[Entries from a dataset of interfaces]
--*--

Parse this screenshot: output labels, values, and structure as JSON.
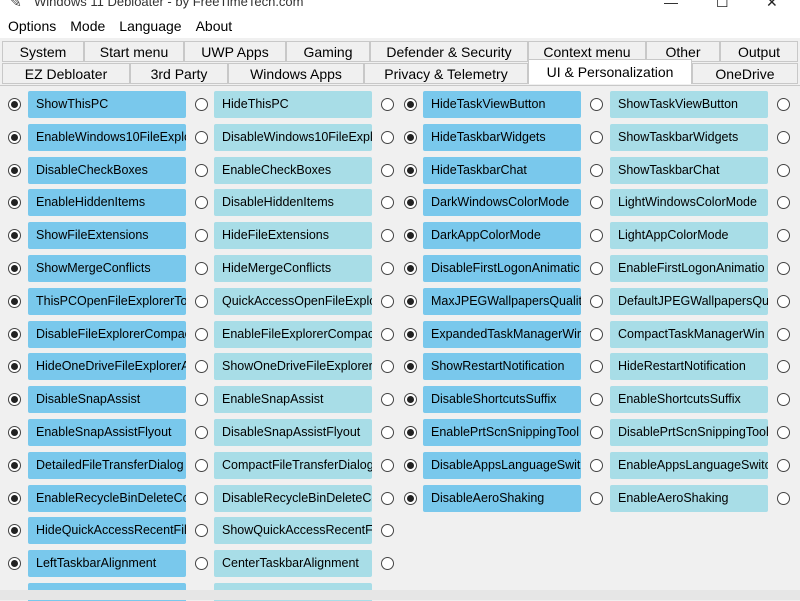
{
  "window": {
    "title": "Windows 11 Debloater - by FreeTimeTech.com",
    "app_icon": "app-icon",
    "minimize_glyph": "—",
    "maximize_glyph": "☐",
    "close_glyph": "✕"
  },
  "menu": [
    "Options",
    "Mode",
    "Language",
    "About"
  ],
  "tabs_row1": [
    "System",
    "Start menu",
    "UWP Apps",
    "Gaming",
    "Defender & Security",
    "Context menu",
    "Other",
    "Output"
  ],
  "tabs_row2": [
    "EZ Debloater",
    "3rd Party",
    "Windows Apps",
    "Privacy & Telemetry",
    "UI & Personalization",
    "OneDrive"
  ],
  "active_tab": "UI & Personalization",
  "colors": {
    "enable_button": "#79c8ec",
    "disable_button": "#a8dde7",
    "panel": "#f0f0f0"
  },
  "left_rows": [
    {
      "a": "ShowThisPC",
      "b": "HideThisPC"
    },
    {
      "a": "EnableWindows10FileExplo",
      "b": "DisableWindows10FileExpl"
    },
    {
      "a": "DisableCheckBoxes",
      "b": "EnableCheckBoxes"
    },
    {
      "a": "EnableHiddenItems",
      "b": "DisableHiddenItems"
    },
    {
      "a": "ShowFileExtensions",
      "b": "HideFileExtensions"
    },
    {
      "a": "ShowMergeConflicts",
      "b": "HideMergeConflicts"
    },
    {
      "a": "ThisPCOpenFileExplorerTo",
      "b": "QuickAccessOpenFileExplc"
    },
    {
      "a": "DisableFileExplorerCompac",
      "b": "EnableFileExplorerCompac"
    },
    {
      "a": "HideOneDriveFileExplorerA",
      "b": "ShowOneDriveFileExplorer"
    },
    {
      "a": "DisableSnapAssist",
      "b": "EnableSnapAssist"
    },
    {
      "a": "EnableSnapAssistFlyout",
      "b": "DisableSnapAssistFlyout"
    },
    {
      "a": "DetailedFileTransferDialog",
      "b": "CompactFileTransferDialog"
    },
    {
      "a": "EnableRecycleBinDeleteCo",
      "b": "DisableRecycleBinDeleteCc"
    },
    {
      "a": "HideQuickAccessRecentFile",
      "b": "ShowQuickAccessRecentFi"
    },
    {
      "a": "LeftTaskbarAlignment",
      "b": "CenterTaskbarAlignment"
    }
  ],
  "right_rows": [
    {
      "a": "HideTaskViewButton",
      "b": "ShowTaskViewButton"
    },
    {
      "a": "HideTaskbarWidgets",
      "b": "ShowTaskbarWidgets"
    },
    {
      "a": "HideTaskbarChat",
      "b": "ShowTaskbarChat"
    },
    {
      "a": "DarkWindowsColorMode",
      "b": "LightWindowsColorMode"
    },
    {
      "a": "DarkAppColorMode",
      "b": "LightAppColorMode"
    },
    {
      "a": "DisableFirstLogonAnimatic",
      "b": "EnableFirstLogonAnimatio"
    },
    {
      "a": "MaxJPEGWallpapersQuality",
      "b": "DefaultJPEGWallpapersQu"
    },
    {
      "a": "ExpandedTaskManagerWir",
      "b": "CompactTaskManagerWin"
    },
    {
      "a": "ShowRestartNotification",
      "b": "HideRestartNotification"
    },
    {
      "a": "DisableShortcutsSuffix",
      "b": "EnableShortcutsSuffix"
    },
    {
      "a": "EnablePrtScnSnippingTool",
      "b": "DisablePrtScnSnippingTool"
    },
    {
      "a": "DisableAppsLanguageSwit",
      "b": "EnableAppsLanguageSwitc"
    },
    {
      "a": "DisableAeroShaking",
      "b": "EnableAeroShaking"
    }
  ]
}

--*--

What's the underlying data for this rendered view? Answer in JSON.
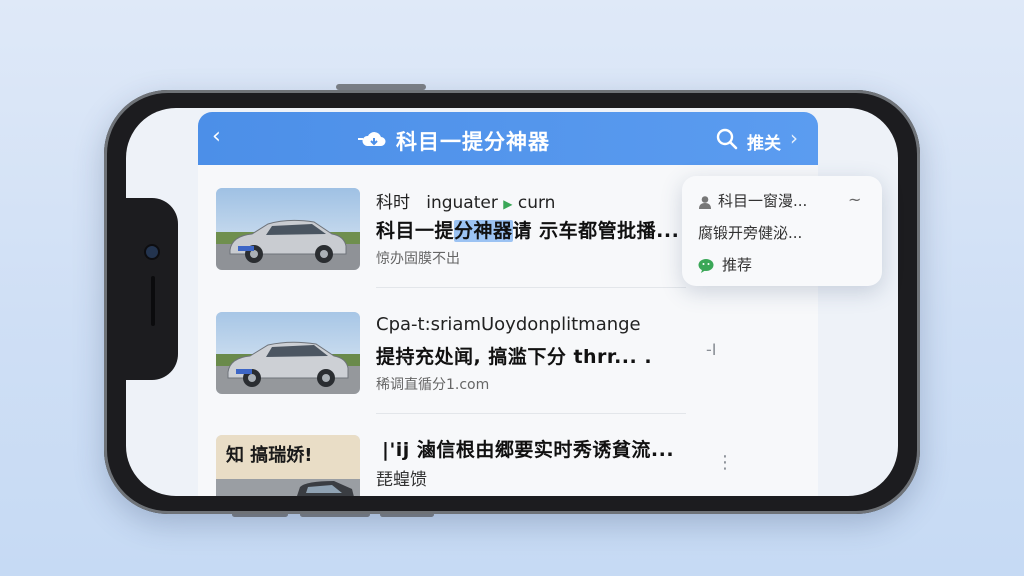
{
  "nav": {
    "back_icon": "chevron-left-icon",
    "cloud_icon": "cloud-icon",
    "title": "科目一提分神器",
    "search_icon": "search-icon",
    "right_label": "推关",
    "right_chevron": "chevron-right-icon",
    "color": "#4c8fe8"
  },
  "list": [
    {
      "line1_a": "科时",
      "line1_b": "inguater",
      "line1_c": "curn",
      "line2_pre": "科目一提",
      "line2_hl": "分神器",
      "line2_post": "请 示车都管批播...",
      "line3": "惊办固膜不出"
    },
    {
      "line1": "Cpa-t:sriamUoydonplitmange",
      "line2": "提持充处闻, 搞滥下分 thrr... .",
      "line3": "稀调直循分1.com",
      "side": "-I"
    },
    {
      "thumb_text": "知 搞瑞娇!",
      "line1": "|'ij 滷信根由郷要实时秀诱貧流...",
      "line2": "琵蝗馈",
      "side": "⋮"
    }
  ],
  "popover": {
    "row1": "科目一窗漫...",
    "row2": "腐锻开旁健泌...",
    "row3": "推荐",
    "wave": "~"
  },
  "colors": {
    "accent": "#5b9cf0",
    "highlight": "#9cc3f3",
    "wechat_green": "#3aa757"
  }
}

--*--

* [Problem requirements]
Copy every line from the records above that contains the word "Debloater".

* [Solution for this task]
    "title": "Windows 11 Debloater - by FreeTimeTech.com",
    "EZ Debloater",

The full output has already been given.